Content starts
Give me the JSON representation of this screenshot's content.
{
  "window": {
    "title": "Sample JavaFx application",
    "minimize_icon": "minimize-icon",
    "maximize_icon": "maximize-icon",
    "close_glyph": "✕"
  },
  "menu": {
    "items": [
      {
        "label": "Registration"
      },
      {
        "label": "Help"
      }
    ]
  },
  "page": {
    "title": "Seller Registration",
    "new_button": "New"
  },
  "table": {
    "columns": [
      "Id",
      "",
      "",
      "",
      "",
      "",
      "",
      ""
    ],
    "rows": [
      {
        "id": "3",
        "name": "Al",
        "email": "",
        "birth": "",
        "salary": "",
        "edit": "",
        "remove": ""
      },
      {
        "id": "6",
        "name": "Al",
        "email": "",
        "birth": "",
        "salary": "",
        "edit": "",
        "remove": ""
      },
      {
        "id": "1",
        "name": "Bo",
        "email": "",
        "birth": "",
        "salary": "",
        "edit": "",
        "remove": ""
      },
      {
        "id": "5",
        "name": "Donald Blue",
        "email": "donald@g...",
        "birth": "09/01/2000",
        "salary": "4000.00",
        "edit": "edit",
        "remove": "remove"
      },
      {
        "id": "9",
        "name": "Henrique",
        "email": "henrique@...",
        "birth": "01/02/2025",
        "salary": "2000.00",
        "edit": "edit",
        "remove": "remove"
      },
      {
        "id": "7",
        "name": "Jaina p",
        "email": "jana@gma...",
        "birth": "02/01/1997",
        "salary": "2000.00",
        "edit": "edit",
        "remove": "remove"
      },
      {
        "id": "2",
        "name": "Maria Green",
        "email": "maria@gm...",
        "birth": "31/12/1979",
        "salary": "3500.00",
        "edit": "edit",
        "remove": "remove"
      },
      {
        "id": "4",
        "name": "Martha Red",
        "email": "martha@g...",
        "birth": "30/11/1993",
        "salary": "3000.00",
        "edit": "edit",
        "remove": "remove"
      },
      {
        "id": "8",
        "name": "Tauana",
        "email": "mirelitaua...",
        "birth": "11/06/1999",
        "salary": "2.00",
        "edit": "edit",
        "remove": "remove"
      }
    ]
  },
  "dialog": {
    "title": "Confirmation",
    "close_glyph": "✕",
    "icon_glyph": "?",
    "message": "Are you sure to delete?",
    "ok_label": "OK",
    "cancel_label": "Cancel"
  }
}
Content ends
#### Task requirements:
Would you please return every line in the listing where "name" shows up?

#### Result of this exercise:
        "name": "Al",
        "name": "Al",
        "name": "Bo",
        "name": "Donald Blue",
        "name": "Henrique",
        "name": "Jaina p",
        "name": "Maria Green",
        "name": "Martha Red",
        "name": "Tauana",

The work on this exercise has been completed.